What is expected - Your answer should consist of the lines in the following data that contain "capacitaciones".

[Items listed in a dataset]
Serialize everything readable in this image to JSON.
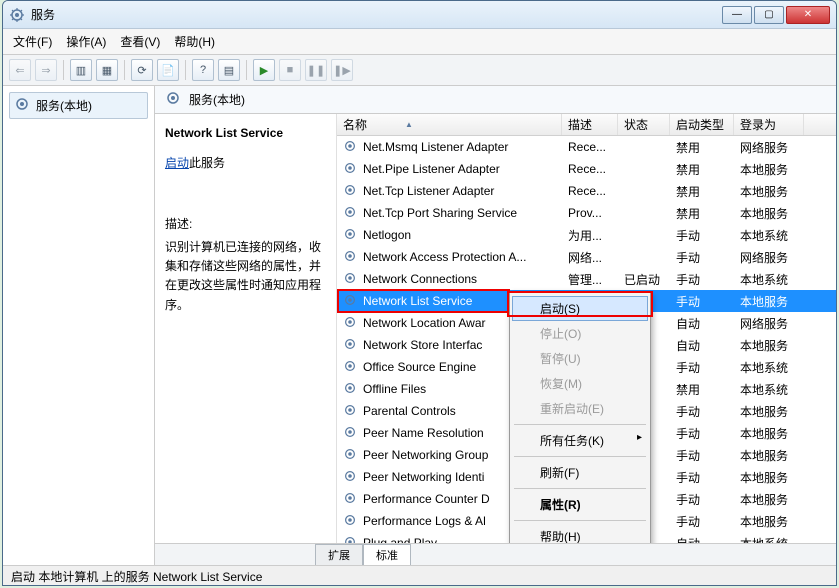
{
  "window": {
    "title": "服务"
  },
  "menubar": [
    "文件(F)",
    "操作(A)",
    "查看(V)",
    "帮助(H)"
  ],
  "nav": {
    "item": "服务(本地)"
  },
  "main_header": "服务(本地)",
  "detail": {
    "title": "Network List Service",
    "start_link_text": "启动",
    "start_suffix": "此服务",
    "desc_label": "描述:",
    "description": "识别计算机已连接的网络，收集和存储这些网络的属性，并在更改这些属性时通知应用程序。"
  },
  "columns": {
    "name": "名称",
    "desc": "描述",
    "status": "状态",
    "startup": "启动类型",
    "logon": "登录为"
  },
  "services": [
    {
      "name": "Net.Msmq Listener Adapter",
      "desc": "Rece...",
      "status": "",
      "startup": "禁用",
      "logon": "网络服务"
    },
    {
      "name": "Net.Pipe Listener Adapter",
      "desc": "Rece...",
      "status": "",
      "startup": "禁用",
      "logon": "本地服务"
    },
    {
      "name": "Net.Tcp Listener Adapter",
      "desc": "Rece...",
      "status": "",
      "startup": "禁用",
      "logon": "本地服务"
    },
    {
      "name": "Net.Tcp Port Sharing Service",
      "desc": "Prov...",
      "status": "",
      "startup": "禁用",
      "logon": "本地服务"
    },
    {
      "name": "Netlogon",
      "desc": "为用...",
      "status": "",
      "startup": "手动",
      "logon": "本地系统"
    },
    {
      "name": "Network Access Protection A...",
      "desc": "网络...",
      "status": "",
      "startup": "手动",
      "logon": "网络服务"
    },
    {
      "name": "Network Connections",
      "desc": "管理...",
      "status": "已启动",
      "startup": "手动",
      "logon": "本地系统"
    },
    {
      "name": "Network List Service",
      "desc": "",
      "status": "",
      "startup": "手动",
      "logon": "本地服务",
      "selected": true
    },
    {
      "name": "Network Location Awar",
      "desc": "",
      "status": "",
      "startup": "自动",
      "logon": "网络服务"
    },
    {
      "name": "Network Store Interfac",
      "desc": "",
      "status": "",
      "startup": "自动",
      "logon": "本地服务"
    },
    {
      "name": "Office Source Engine",
      "desc": "",
      "status": "",
      "startup": "手动",
      "logon": "本地系统"
    },
    {
      "name": "Offline Files",
      "desc": "",
      "status": "",
      "startup": "禁用",
      "logon": "本地系统"
    },
    {
      "name": "Parental Controls",
      "desc": "",
      "status": "",
      "startup": "手动",
      "logon": "本地服务"
    },
    {
      "name": "Peer Name Resolution",
      "desc": "",
      "status": "",
      "startup": "手动",
      "logon": "本地服务"
    },
    {
      "name": "Peer Networking Group",
      "desc": "",
      "status": "",
      "startup": "手动",
      "logon": "本地服务"
    },
    {
      "name": "Peer Networking Identi",
      "desc": "",
      "status": "",
      "startup": "手动",
      "logon": "本地服务"
    },
    {
      "name": "Performance Counter D",
      "desc": "",
      "status": "",
      "startup": "手动",
      "logon": "本地服务"
    },
    {
      "name": "Performance Logs & Al",
      "desc": "",
      "status": "",
      "startup": "手动",
      "logon": "本地服务"
    },
    {
      "name": "Plug and Play",
      "desc": "",
      "status": "",
      "startup": "自动",
      "logon": "本地系统"
    }
  ],
  "context_menu": [
    {
      "label": "启动(S)",
      "enabled": true,
      "hover": true
    },
    {
      "label": "停止(O)",
      "enabled": false
    },
    {
      "label": "暂停(U)",
      "enabled": false
    },
    {
      "label": "恢复(M)",
      "enabled": false
    },
    {
      "label": "重新启动(E)",
      "enabled": false
    },
    {
      "sep": true
    },
    {
      "label": "所有任务(K)",
      "enabled": true,
      "sub": true
    },
    {
      "sep": true
    },
    {
      "label": "刷新(F)",
      "enabled": true
    },
    {
      "sep": true
    },
    {
      "label": "属性(R)",
      "enabled": true,
      "bold": true
    },
    {
      "sep": true
    },
    {
      "label": "帮助(H)",
      "enabled": true
    }
  ],
  "tabs": {
    "extended": "扩展",
    "standard": "标准"
  },
  "statusbar": "启动 本地计算机 上的服务 Network List Service"
}
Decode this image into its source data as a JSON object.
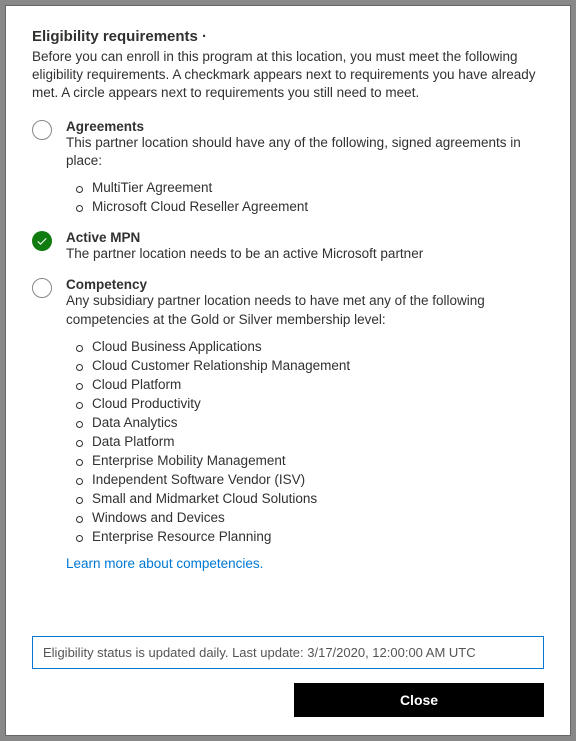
{
  "title": "Eligibility requirements ·",
  "intro": "Before you can enroll in this program at this location, you must meet the following eligibility requirements. A checkmark appears next to requirements you have already met. A circle appears next to requirements you still need to meet.",
  "requirements": {
    "agreements": {
      "title": "Agreements",
      "desc": "This partner location should have any of the following, signed agreements in place:",
      "items": [
        "MultiTier Agreement",
        "Microsoft Cloud Reseller Agreement"
      ]
    },
    "activeMpn": {
      "title": "Active MPN",
      "desc": "The partner location needs to be an active Microsoft partner"
    },
    "competency": {
      "title": "Competency",
      "desc": "Any subsidiary partner location needs to have met any of the following competencies at the Gold or Silver membership level:",
      "items": [
        "Cloud Business Applications",
        "Cloud Customer Relationship Management",
        "Cloud Platform",
        "Cloud Productivity",
        "Data Analytics",
        "Data Platform",
        "Enterprise Mobility Management",
        "Independent Software Vendor (ISV)",
        "Small and Midmarket Cloud Solutions",
        "Windows and Devices",
        "Enterprise Resource Planning"
      ],
      "learn_link": "Learn more about competencies."
    }
  },
  "status_bar": "Eligibility status is updated daily. Last update: 3/17/2020, 12:00:00 AM UTC",
  "close_label": "Close"
}
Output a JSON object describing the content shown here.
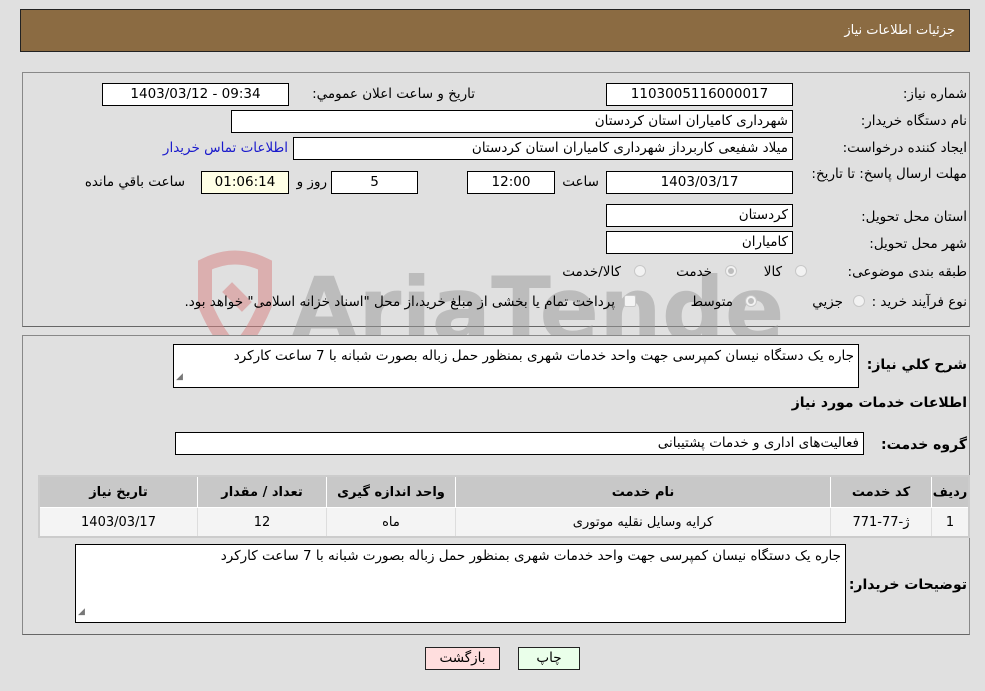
{
  "header": {
    "title": "جزئیات اطلاعات نیاز"
  },
  "details": {
    "need_number_label": "شماره نیاز:",
    "need_number": "1103005116000017",
    "announce_label": "تاریخ و ساعت اعلان عمومي:",
    "announce_value": "1403/03/12 - 09:34",
    "buyer_org_label": "نام دستگاه خریدار:",
    "buyer_org": "شهرداری کامیاران استان کردستان",
    "creator_label": "ایجاد کننده درخواست:",
    "creator": "میلاد شفیعی کاربرداز شهرداری کامیاران استان کردستان",
    "contact_link": "اطلاعات تماس خریدار",
    "deadline_label": "مهلت ارسال پاسخ: تا تاریخ:",
    "deadline_date": "1403/03/17",
    "time_label": "ساعت",
    "deadline_time": "12:00",
    "days_value": "5",
    "days_label": "روز و",
    "remaining_value": "01:06:14",
    "remaining_label": "ساعت باقي مانده",
    "province_label": "استان محل تحویل:",
    "province": "کردستان",
    "city_label": "شهر محل تحویل:",
    "city": "کامیاران",
    "category_label": "طبقه بندی موضوعی:",
    "category_options": [
      {
        "label": "کالا",
        "checked": false
      },
      {
        "label": "خدمت",
        "checked": true
      },
      {
        "label": "کالا/خدمت",
        "checked": false
      }
    ],
    "process_label": "نوع فرآیند خرید :",
    "process_options": [
      {
        "label": "جزيي",
        "checked": false
      },
      {
        "label": "متوسط",
        "checked": true
      }
    ],
    "treasury_note": "پرداخت تمام یا بخشی از مبلغ خرید،از محل \"اسناد خزانه اسلامی\" خواهد بود."
  },
  "description": {
    "label": "شرح کلي نياز:",
    "value": "جاره یک دستگاه نیسان کمپرسی جهت واحد خدمات شهری بمنظور حمل زباله بصورت شبانه با 7 ساعت کارکرد"
  },
  "services": {
    "section_title": "اطلاعات خدمات مورد نياز",
    "group_label": "گروه خدمت:",
    "group_value": "فعالیت‌های اداری و خدمات پشتیبانی",
    "columns": [
      "رديف",
      "کد خدمت",
      "نام خدمت",
      "واحد اندازه گيری",
      "تعداد / مقدار",
      "تاريخ نياز"
    ],
    "rows": [
      [
        "1",
        "ژ-77-771",
        "کرايه وسايل نقليه موتوری",
        "ماه",
        "12",
        "1403/03/17"
      ]
    ]
  },
  "buyer_notes": {
    "label": "توضیحات خریدار:",
    "value": "جاره یک دستگاه نیسان کمپرسی جهت واحد خدمات شهری بمنظور حمل زباله بصورت شبانه با 7 ساعت کارکرد"
  },
  "buttons": {
    "print": "چاپ",
    "back": "بازگشت"
  },
  "watermark": {
    "text": "AriaTender.neT"
  }
}
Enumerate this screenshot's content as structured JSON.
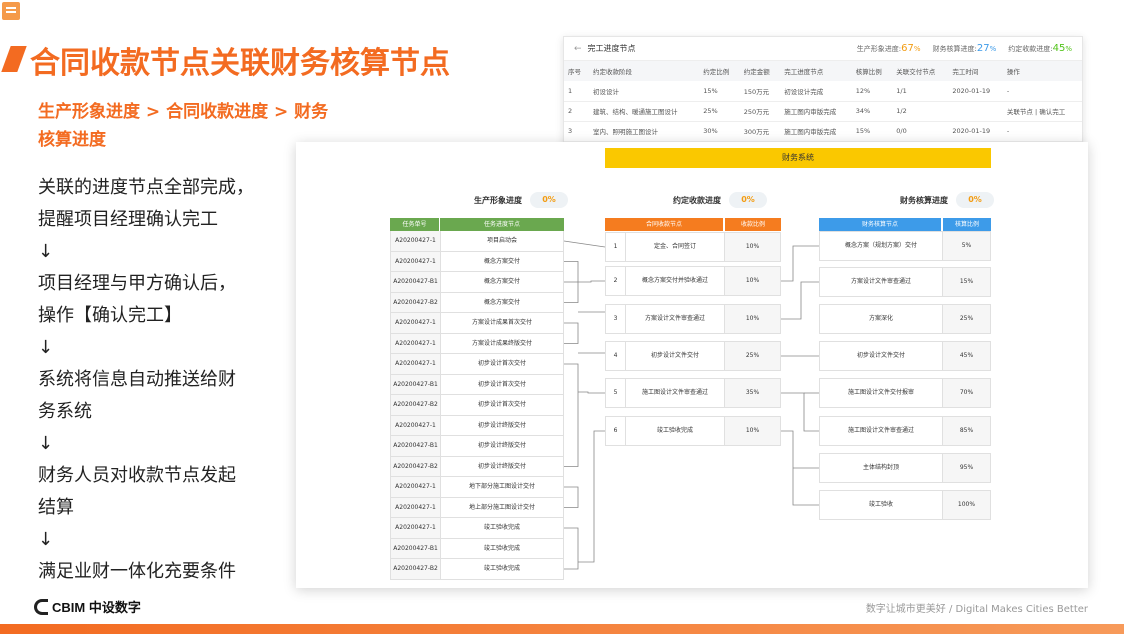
{
  "slide": {
    "title": "合同收款节点关联财务核算节点",
    "subtitle": "生产形象进度 > 合同收款进度 > 财务核算进度",
    "flow": [
      "关联的进度节点全部完成，",
      "提醒项目经理确认完工",
      "↓",
      "项目经理与甲方确认后，",
      "操作【确认完工】",
      "↓",
      "系统将信息自动推送给财",
      "务系统",
      "↓",
      "财务人员对收款节点发起",
      "结算",
      "↓",
      "满足业财一体化充要条件"
    ],
    "logo_text": "CBIM 中设数字",
    "slogan": "数字让城市更美好 / Digital Makes Cities Better"
  },
  "completion_window": {
    "back_arrow": "←",
    "title": "完工进度节点",
    "progress": [
      {
        "label": "生产形象进度:",
        "value": "67",
        "unit": "%",
        "color": "#f39c12"
      },
      {
        "label": "财务核算进度:",
        "value": "27",
        "unit": "%",
        "color": "#3d9be9"
      },
      {
        "label": "约定收款进度:",
        "value": "45",
        "unit": "%",
        "color": "#52c41a"
      }
    ],
    "columns": [
      "序号",
      "约定收款阶段",
      "约定比例",
      "约定金额",
      "完工进度节点",
      "核算比例",
      "关联交付节点",
      "完工时间",
      "操作"
    ],
    "rows": [
      {
        "no": "1",
        "stage": "初设设计",
        "ratio": "15%",
        "amount": "150万元",
        "node": "初设设计完成",
        "calc": "12%",
        "link": "1/1",
        "date": "2020-01-19",
        "op": "-"
      },
      {
        "no": "2",
        "stage": "建筑、结构、暖通施工图设计",
        "ratio": "25%",
        "amount": "250万元",
        "node": "施工图内审版完成",
        "calc": "34%",
        "link": "1/2",
        "date": "",
        "op": "关联节点 | 确认完工"
      },
      {
        "no": "3",
        "stage": "室内、照明施工图设计",
        "ratio": "30%",
        "amount": "300万元",
        "node": "施工图内审版完成",
        "calc": "15%",
        "link": "0/0",
        "date": "2020-01-19",
        "op": "-"
      }
    ]
  },
  "finance_window": {
    "title": "财务系统",
    "production": {
      "label": "生产形象进度",
      "progress": "0%",
      "header_color": "#6aa84f",
      "columns": [
        "任务单号",
        "任务进度节点"
      ],
      "rows": [
        [
          "A20200427-1",
          "项目启动会"
        ],
        [
          "A20200427-1",
          "概念方案交付"
        ],
        [
          "A20200427-B1",
          "概念方案交付"
        ],
        [
          "A20200427-B2",
          "概念方案交付"
        ],
        [
          "A20200427-1",
          "方案设计成果首次交付"
        ],
        [
          "A20200427-1",
          "方案设计成果终版交付"
        ],
        [
          "A20200427-1",
          "初步设计首次交付"
        ],
        [
          "A20200427-B1",
          "初步设计首次交付"
        ],
        [
          "A20200427-B2",
          "初步设计首次交付"
        ],
        [
          "A20200427-1",
          "初步设计终版交付"
        ],
        [
          "A20200427-B1",
          "初步设计终版交付"
        ],
        [
          "A20200427-B2",
          "初步设计终版交付"
        ],
        [
          "A20200427-1",
          "地下部分施工图设计交付"
        ],
        [
          "A20200427-1",
          "地上部分施工图设计交付"
        ],
        [
          "A20200427-1",
          "竣工验收完成"
        ],
        [
          "A20200427-B1",
          "竣工验收完成"
        ],
        [
          "A20200427-B2",
          "竣工验收完成"
        ]
      ]
    },
    "contract": {
      "label": "约定收款进度",
      "progress": "0%",
      "header_color": "#f57c1f",
      "columns": [
        "合同收款节点",
        "收款比例"
      ],
      "rows": [
        [
          "1",
          "定金、合同签订",
          "10%"
        ],
        [
          "2",
          "概念方案交付并验收通过",
          "10%"
        ],
        [
          "3",
          "方案设计文件审查通过",
          "10%"
        ],
        [
          "4",
          "初步设计文件交付",
          "25%"
        ],
        [
          "5",
          "施工图设计文件审查通过",
          "35%"
        ],
        [
          "6",
          "竣工验收完成",
          "10%"
        ]
      ]
    },
    "finance": {
      "label": "财务核算进度",
      "progress": "0%",
      "header_color": "#3d9be9",
      "columns": [
        "财务核算节点",
        "核算比例"
      ],
      "rows": [
        [
          "概念方案（规划方案）交付",
          "5%"
        ],
        [
          "方案设计文件审查通过",
          "15%"
        ],
        [
          "方案深化",
          "25%"
        ],
        [
          "初步设计文件交付",
          "45%"
        ],
        [
          "施工图设计文件交付报审",
          "70%"
        ],
        [
          "施工图设计文件审查通过",
          "85%"
        ],
        [
          "主体结构封顶",
          "95%"
        ],
        [
          "竣工验收",
          "100%"
        ]
      ]
    }
  }
}
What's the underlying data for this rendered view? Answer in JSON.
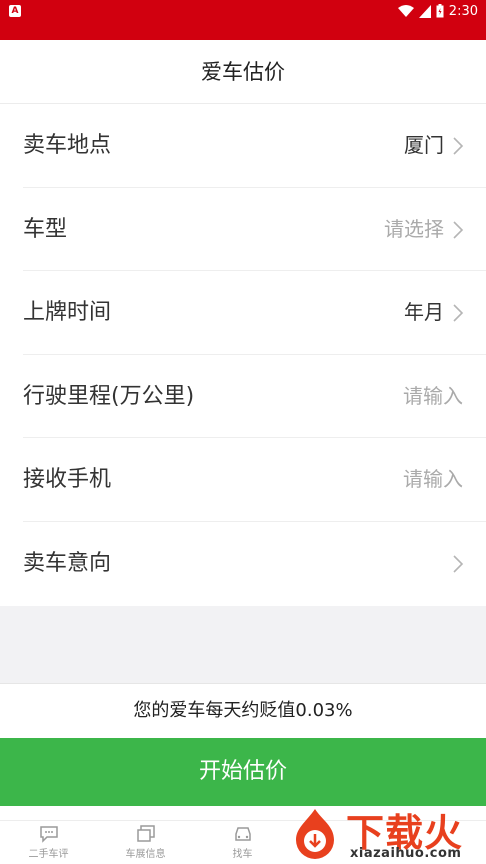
{
  "statusbar": {
    "app_badge": "A",
    "time": "2:30"
  },
  "appbar": {
    "title": "爱车估价"
  },
  "form": {
    "rows": [
      {
        "label": "卖车地点",
        "value": "厦门"
      },
      {
        "label": "车型",
        "value": "请选择"
      },
      {
        "label": "上牌时间",
        "value": "年月"
      },
      {
        "label": "行驶里程(万公里)",
        "value": "请输入"
      },
      {
        "label": "接收手机",
        "value": "请输入"
      },
      {
        "label": "卖车意向",
        "value": ""
      }
    ]
  },
  "hint": "您的爱车每天约贬值0.03%",
  "cta_label": "开始估价",
  "tabs": [
    {
      "label": "二手车评",
      "icon": "chat-icon"
    },
    {
      "label": "车展信息",
      "icon": "exhibit-icon"
    },
    {
      "label": "找车",
      "icon": "car-icon"
    }
  ],
  "watermark": {
    "brand": "下载火",
    "domain": "xiazaihuo.com"
  },
  "colors": {
    "status_bar": "#d1000f",
    "cta": "#3cb64a",
    "watermark": "#e8401e"
  }
}
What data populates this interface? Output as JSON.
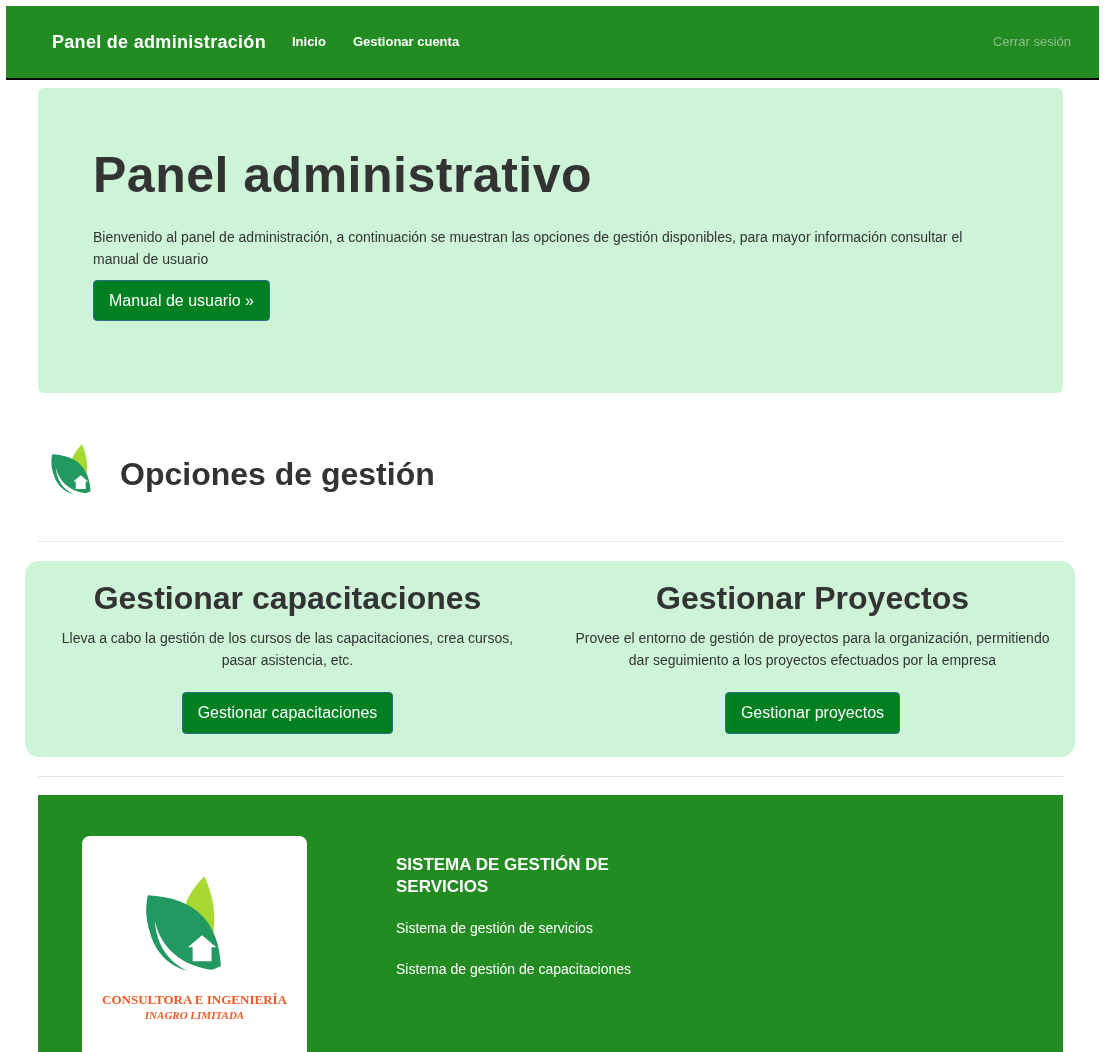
{
  "navbar": {
    "brand": "Panel de administración",
    "links": [
      {
        "label": "Inicio"
      },
      {
        "label": "Gestionar cuenta"
      }
    ],
    "logout": "Cerrar sesión"
  },
  "hero": {
    "title": "Panel administrativo",
    "text": "Bienvenido al panel de administración, a continuación se muestran las opciones de gestión disponibles, para mayor información consultar el manual de usuario",
    "button": "Manual de usuario »"
  },
  "section": {
    "title": "Opciones de gestión"
  },
  "options": [
    {
      "title": "Gestionar capacitaciones",
      "text": "Lleva a cabo la gestión de los cursos de las capacitaciones, crea cursos, pasar asistencia, etc.",
      "button": "Gestionar capacitaciones"
    },
    {
      "title": "Gestionar Proyectos",
      "text": "Provee el entorno de gestión de proyectos para la organización, permitiendo dar seguimiento a los proyectos efectuados por la empresa",
      "button": "Gestionar proyectos"
    }
  ],
  "footer": {
    "logo_lines": [
      "CONSULTORA E INGENIERÍA",
      "INAGRO LIMITADA"
    ],
    "title": "SISTEMA DE GESTIÓN DE SERVICIOS",
    "links": [
      {
        "label": "Sistema de gestión de servicios"
      },
      {
        "label": "Sistema de gestión de capacitaciones"
      }
    ]
  }
}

Written answer -
      "title": "Gestionar capacitaciones",
      "text": "Lleva a cabo la gestión de los cursos de las capacitaciones, crea cursos, pasar asistencia, etc.",
      "button": "Gestionar capacitaciones"
        "label": "Sistema de gestión de capacitaciones"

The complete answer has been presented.